Arlo Namingha, Dan's older son, is a sculptor working in bronze, stone, and wood, and all mediums are represented here. His Sandhills is installed next to Dan's Dualities — both large bronzes — and it's interesting to compare and contrast father's works to son's. Sandhills is a large sculpture with movable pieces that can stand or lie flat, changeable as landscape in real time. Arlo, too, incorporates Hopi symbolism with a great circle representing the sun and time as it passes. Notches represent cardinal directions and passages in Hopi dwellings. A guide remarked to a tour group that Arlo, dissatisfied with the installation, means for the sculpture to move every day. There it sits, though, clearly and frustratingly off-limits on its platform.

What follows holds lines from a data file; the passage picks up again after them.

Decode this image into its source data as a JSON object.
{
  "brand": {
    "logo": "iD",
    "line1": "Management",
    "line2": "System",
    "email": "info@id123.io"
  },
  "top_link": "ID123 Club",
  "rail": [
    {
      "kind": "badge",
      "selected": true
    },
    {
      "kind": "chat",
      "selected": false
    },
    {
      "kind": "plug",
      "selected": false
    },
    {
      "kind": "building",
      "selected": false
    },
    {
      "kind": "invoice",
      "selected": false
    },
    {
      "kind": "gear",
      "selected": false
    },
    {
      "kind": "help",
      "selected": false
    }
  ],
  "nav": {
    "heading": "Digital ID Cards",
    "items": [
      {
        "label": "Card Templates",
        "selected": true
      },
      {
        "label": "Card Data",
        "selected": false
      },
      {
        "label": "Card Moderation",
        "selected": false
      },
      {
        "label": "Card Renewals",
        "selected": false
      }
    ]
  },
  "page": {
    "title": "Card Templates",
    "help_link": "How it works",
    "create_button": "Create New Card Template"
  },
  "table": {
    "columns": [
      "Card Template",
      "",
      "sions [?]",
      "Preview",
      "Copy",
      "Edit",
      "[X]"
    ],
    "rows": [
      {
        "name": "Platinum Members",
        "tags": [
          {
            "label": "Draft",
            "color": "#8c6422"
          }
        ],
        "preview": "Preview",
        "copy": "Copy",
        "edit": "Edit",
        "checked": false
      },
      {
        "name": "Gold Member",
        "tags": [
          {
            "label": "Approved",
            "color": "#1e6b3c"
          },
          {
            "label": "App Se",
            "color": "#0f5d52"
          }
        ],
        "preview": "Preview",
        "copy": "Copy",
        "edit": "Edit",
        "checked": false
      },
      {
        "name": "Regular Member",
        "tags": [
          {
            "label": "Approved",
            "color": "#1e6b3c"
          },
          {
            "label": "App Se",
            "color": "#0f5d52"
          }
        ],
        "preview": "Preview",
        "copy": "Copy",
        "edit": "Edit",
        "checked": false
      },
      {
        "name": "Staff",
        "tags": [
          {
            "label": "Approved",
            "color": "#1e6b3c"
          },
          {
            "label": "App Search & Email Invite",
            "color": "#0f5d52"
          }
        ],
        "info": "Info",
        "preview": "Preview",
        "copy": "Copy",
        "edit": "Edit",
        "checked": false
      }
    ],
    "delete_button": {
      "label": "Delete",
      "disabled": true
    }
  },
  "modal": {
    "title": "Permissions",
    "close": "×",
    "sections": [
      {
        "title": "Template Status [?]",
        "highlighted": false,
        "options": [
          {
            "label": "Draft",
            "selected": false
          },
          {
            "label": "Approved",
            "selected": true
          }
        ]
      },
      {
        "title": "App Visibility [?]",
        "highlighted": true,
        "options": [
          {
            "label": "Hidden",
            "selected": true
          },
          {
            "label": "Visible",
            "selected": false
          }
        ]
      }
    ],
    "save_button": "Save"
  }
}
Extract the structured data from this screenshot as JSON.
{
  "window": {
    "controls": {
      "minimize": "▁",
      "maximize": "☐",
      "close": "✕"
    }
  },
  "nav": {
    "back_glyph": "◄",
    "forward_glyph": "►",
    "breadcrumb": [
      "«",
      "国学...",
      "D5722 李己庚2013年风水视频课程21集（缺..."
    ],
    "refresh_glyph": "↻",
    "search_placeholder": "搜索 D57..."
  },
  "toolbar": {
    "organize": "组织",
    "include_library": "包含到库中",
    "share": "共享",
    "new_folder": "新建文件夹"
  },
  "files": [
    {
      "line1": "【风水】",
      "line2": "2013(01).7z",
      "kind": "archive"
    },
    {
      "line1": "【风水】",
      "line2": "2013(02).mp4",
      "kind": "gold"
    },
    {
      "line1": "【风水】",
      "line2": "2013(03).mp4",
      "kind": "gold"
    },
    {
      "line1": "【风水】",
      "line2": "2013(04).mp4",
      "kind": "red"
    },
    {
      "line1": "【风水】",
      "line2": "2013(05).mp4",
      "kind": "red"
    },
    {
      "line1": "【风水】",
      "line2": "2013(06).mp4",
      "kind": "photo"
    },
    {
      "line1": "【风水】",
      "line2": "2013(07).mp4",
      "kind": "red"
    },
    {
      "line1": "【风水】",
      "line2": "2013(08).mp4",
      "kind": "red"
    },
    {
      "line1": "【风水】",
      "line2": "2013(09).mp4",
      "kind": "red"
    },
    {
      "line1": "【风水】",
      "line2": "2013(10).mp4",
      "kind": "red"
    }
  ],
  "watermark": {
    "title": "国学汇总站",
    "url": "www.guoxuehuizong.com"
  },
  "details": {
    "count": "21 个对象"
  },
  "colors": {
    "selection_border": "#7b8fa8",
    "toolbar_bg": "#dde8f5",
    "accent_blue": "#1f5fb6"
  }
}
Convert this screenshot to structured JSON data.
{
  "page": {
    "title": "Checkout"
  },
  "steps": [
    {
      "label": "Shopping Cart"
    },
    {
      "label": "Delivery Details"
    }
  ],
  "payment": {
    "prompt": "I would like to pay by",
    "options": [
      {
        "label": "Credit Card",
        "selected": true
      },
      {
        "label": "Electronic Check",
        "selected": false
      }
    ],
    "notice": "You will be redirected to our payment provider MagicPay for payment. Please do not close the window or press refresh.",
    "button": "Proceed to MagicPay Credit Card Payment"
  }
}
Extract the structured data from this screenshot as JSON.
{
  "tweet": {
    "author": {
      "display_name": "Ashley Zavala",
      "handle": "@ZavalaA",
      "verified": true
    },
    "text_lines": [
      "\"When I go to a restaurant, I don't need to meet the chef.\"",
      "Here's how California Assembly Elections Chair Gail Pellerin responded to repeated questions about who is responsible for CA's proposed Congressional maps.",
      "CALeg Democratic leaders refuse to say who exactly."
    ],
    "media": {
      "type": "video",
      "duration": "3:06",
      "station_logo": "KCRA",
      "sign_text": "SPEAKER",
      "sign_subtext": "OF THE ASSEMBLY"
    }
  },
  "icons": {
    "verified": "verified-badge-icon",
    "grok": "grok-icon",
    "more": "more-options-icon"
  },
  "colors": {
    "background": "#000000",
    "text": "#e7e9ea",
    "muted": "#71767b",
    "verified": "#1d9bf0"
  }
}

Many of Arlo's other works are meant to move, yet they're encased in giant Lucite boxes. It's a shame (although in the museum's defense, an understandable one) that we cannot manipulate the Indiana limestone and Texas shell stone parallelograms and thick books of his "Balance" and "Fifth World" series. Arlo wants to have a dialogue with us or for us to have a dialogue with ourselves. We are supposed to create our own compositions. We are supposed to make choices, then see the consequences of those choices, as we move in the many directions among the many distractions of this Fourth World on the verge. He wants us to play Jenga with his creations and, by extension, with our own lives. Go ahead, pull out a single block, see what happens, his works says. Despite the heavy medium, Arlo's message is subtly suggestive, working away in us like the fossils in his Texas shell stone.